Rangers are certified to carry collapsible batons and OC spray, and must meet Arizona Peace Officer Standards and Training Board qualification standards in firearms. They also receive Arizona POST training in handcuffing and defensive tactics, according to Fox, a 28-year retired New Jersey cop who joined the Rangers in January 2017.

“It was a way for me to incorporate helping the community with doing something associated with law-enforcement-support activity,” he said.

All rangers must first undergo a state and national background checks and investigation and hold a current Arizona Concealed Weapon Permit. They also must be 21 or older and live in Arizona at least six months out of the year.

Joining the Rangers costs not only time but money.

Rangers pay for their own uniform and equipment, including a duty belt, body armor, weapons and ammunition – which, altogether, can average $2,500, Ramirez said.

Many rangers have previous law enforcement or military experience but they come from all walks of life, Fox said.

Although rangers have helped law enforcement agencies with services such as foot patrols, bailiff duty, prisoner transport and traffic control, most of what the East Valley Company does nowadays is provide security detail.
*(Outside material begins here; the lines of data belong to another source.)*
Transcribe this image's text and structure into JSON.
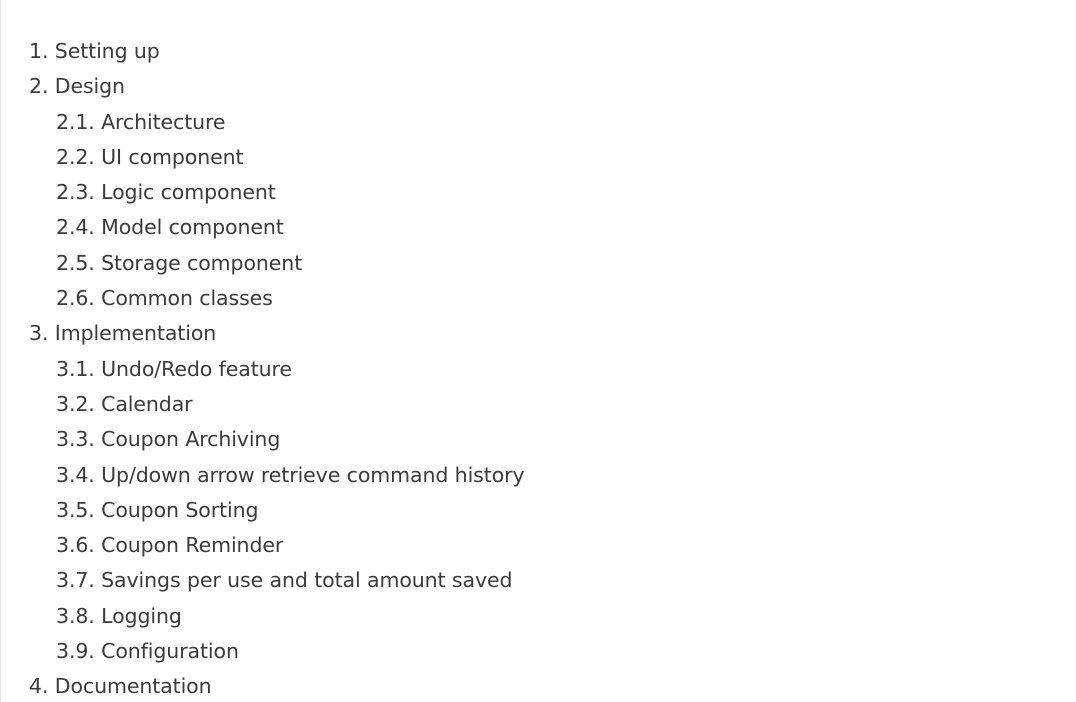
{
  "toc": {
    "items": [
      {
        "label": "1. Setting up",
        "level": 1
      },
      {
        "label": "2. Design",
        "level": 1
      },
      {
        "label": "2.1. Architecture",
        "level": 2
      },
      {
        "label": "2.2. UI component",
        "level": 2
      },
      {
        "label": "2.3. Logic component",
        "level": 2
      },
      {
        "label": "2.4. Model component",
        "level": 2
      },
      {
        "label": "2.5. Storage component",
        "level": 2
      },
      {
        "label": "2.6. Common classes",
        "level": 2
      },
      {
        "label": "3. Implementation",
        "level": 1
      },
      {
        "label": "3.1. Undo/Redo feature",
        "level": 2
      },
      {
        "label": "3.2. Calendar",
        "level": 2
      },
      {
        "label": "3.3. Coupon Archiving",
        "level": 2
      },
      {
        "label": "3.4. Up/down arrow retrieve command history",
        "level": 2
      },
      {
        "label": "3.5. Coupon Sorting",
        "level": 2
      },
      {
        "label": "3.6. Coupon Reminder",
        "level": 2
      },
      {
        "label": "3.7. Savings per use and total amount saved",
        "level": 2
      },
      {
        "label": "3.8. Logging",
        "level": 2
      },
      {
        "label": "3.9. Configuration",
        "level": 2
      },
      {
        "label": "4. Documentation",
        "level": 1
      }
    ]
  },
  "colors": {
    "text": "#3b3b3b",
    "background": "#ffffff",
    "rule": "#e4e4e4"
  }
}
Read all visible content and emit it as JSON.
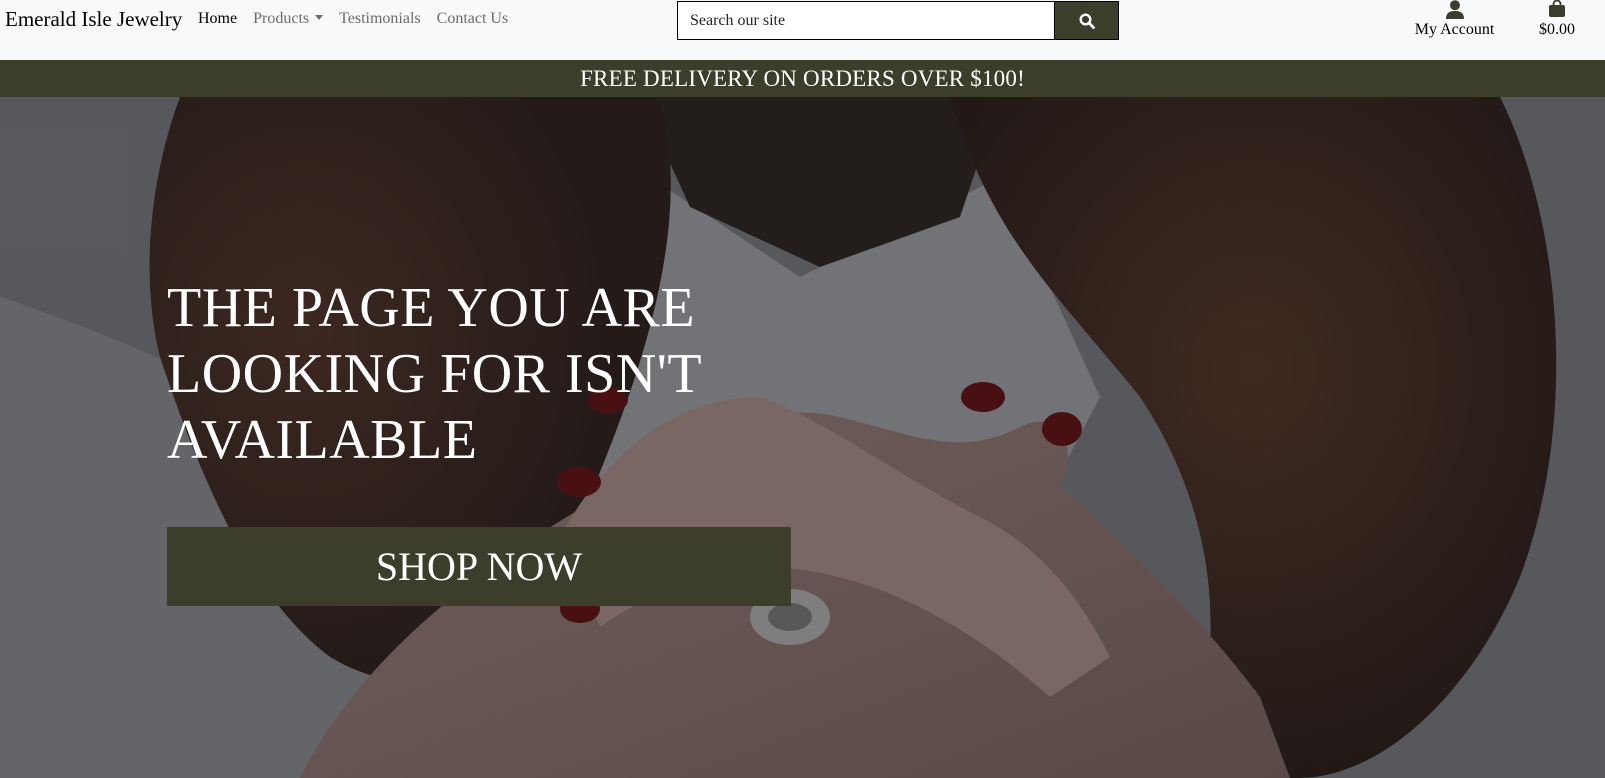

That includes helping the Pinal County Sheriff’s Department with the annual County Thunder concert event outside of Florence.

“We help out youth organizations like Sunshine Acres, a group home for kids,” Fox said. “We provide security for them annually but other areas we provide security is at MADD classes. We do that on an almost weekly basis. And some of the food banks need security. One of them is not in the best area.”

Because the East Valley Company is located in metropolitan Phoenix, which is populated by large law-enforcement agencies, ranger services are rarely requested.

“Arizona Rangers here in Maricopa County area do not get utilized by law enforcement as much as I think they should,” Ramirez said. “The reason, in my opinion, is they have enough manpower.”

Many Valley agencies have their own volunteer help such as the Maricopa County Sheriff’s Posse and the Phoenix Police Reserve force.

Tucson Police has called upon the Rangers but mostly for security with events, according to police spokesman Ray Smith.

“The assistance they provide is limited but it’s a welcome help for us,” the officer said.

It’s in the smaller communities such as Bisbee, Tombstone, Benson, Sedona and Sierra Vista where the Arizona Rangers play a large role in law enforcement, Ramirez said.

“If you go to Tombstone on any weekend, Arizona Rangers are patrolling down there and also in Sedona,” he said. “They are walking a foot beat and are very much a help because of manpower issues. It’s a very unique type of volunteer work they do that puts them in situations where they can get hurt.”

“These guys volunteering to help law enforcement in the state are just in as much risk,” Ramirez said. “People think these men who volunteer are crazy but it’s a calling. They do it to help the state.”

Ramirez, a former Washington, D.C. cop who is now a Mesa attorney, said he never heard of the Arizona Rangers until 2013, while working as a private investigator and insurance adjuster.

“One of my clients called me,” he recalled. “And said, ‘hey, we got an unusual case. This guy said he was burglarized and they took things out of his house but I’m confused because he said he had body armor, a duty belt and all this law-enforcement-related equipment. We think police officers are usually given that by the department and we don’t think we have to pay for it.’ And as a former cop, I agreed.”

So, Ramirez met with the man to find out what was going on with the insurance claim.

“I asked him, ‘if you got body armor and a gun and a duty belt, are you police?’” he said.

The man responded he was the captain of the Arizona Rangers’ East Valley Company and all the stolen equipment came out of his own pocket. After learning more about the Rangers, Ramirez told the man, “Where is the application? Sign me up.”

Ramirez volunteers from 20 to 24 hours a month with the Rangers.

“I do criminal defense, personal injury and civil rights,” he said. “It’s a very fine line and obviously even though I defend people accused of a crime, I support law enforcement. It’s key to keeping my family safe.”

Special to the San Tan Sun News